#### DIRECTIONS FOR THIS TASK:
Take every line from the data that has the word "dark" in it.

SOURCE DATA Start Marker

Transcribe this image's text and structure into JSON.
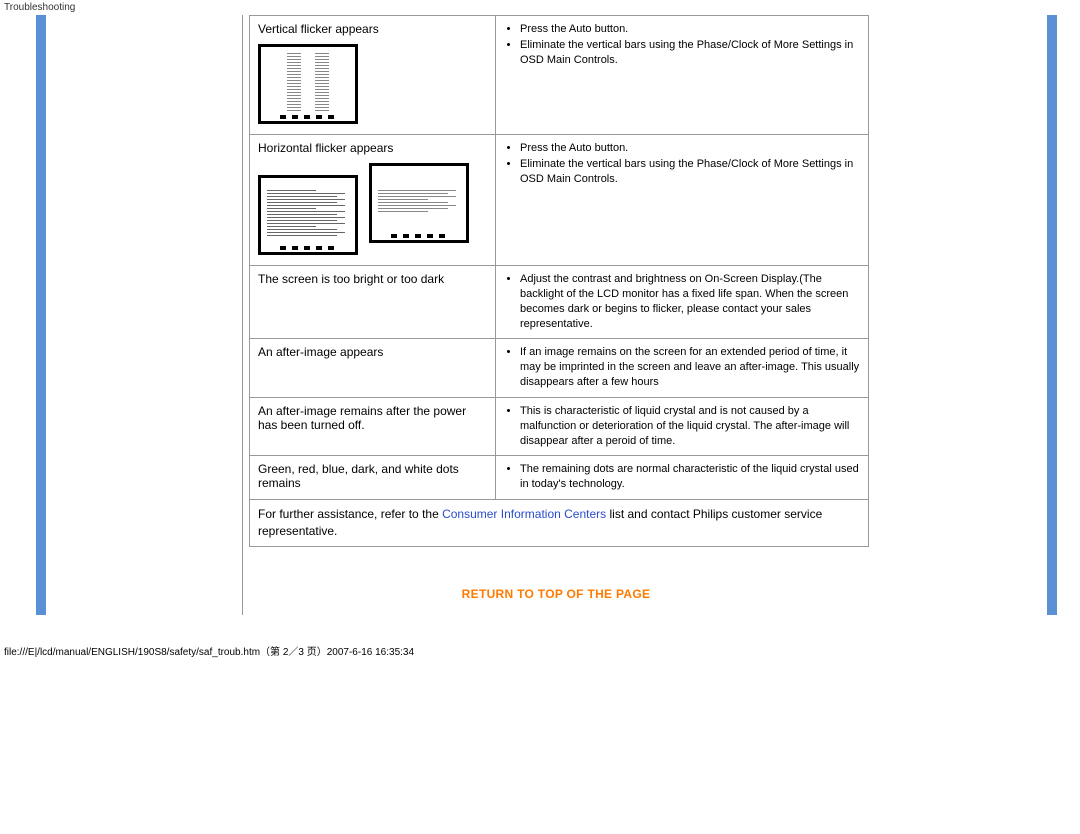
{
  "header": {
    "label": "Troubleshooting"
  },
  "rows": [
    {
      "title": "Vertical flicker appears",
      "solutions": [
        "Press the Auto button.",
        "Eliminate the vertical bars using the Phase/Clock of More Settings in OSD Main Controls."
      ]
    },
    {
      "title": "Horizontal flicker appears",
      "solutions": [
        "Press the Auto button.",
        "Eliminate the vertical bars using the Phase/Clock of More Settings in OSD Main Controls."
      ]
    },
    {
      "title": "The screen is too bright or too dark",
      "solutions": [
        "Adjust the contrast and brightness on On-Screen Display.(The backlight of the LCD monitor has a fixed life span. When the screen becomes dark or begins to flicker, please contact your sales representative."
      ]
    },
    {
      "title": "An after-image appears",
      "solutions": [
        "If an image remains on the screen for an extended period of time, it may be imprinted in the screen and leave an after-image. This usually disappears after a few hours"
      ]
    },
    {
      "title": "An after-image remains after the power has been turned off.",
      "solutions": [
        "This is characteristic of liquid crystal and is not caused by a malfunction or deterioration of the liquid crystal. The after-image will disappear after a peroid of time."
      ]
    },
    {
      "title": "Green, red, blue, dark, and white dots remains",
      "solutions": [
        "The remaining dots are normal characteristic of the liquid crystal used in today's technology."
      ]
    }
  ],
  "footnote": {
    "prefix": "For further assistance, refer to the ",
    "link": "Consumer Information Centers",
    "suffix": " list and contact Philips customer service representative."
  },
  "return_link": "RETURN TO TOP OF THE PAGE",
  "footer_path": "file:///E|/lcd/manual/ENGLISH/190S8/safety/saf_troub.htm（第 2／3 页）2007-6-16 16:35:34"
}
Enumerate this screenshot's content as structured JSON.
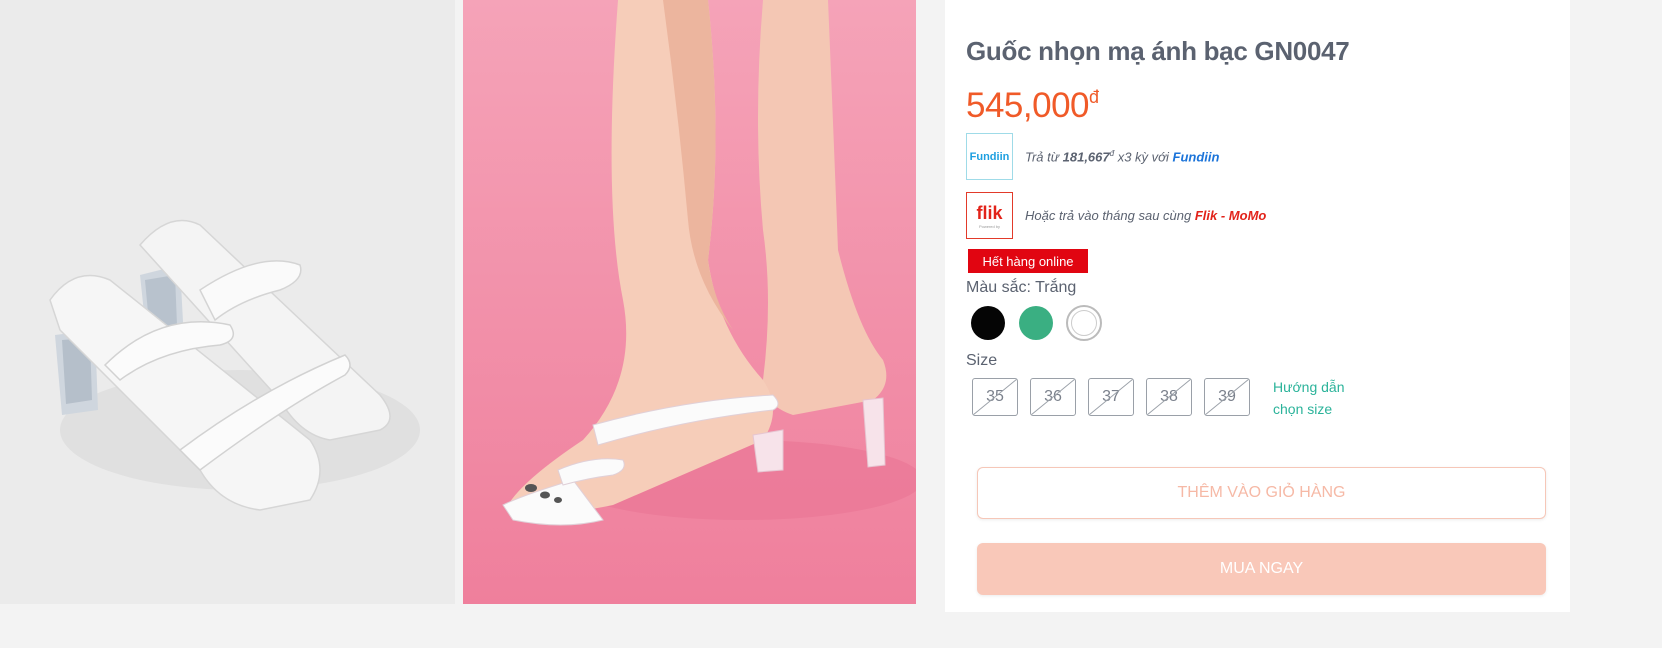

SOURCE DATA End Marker

#### TASK RESPONSE:
      "title": "The screen is too bright or too dark",
        "Adjust the contrast and brightness on On-Screen Display.(The backlight of the LCD monitor has a fixed life span. When the screen becomes dark or begins to flicker, please contact your sales representative."
      "title": "Green, red, blue, dark, and white dots remains",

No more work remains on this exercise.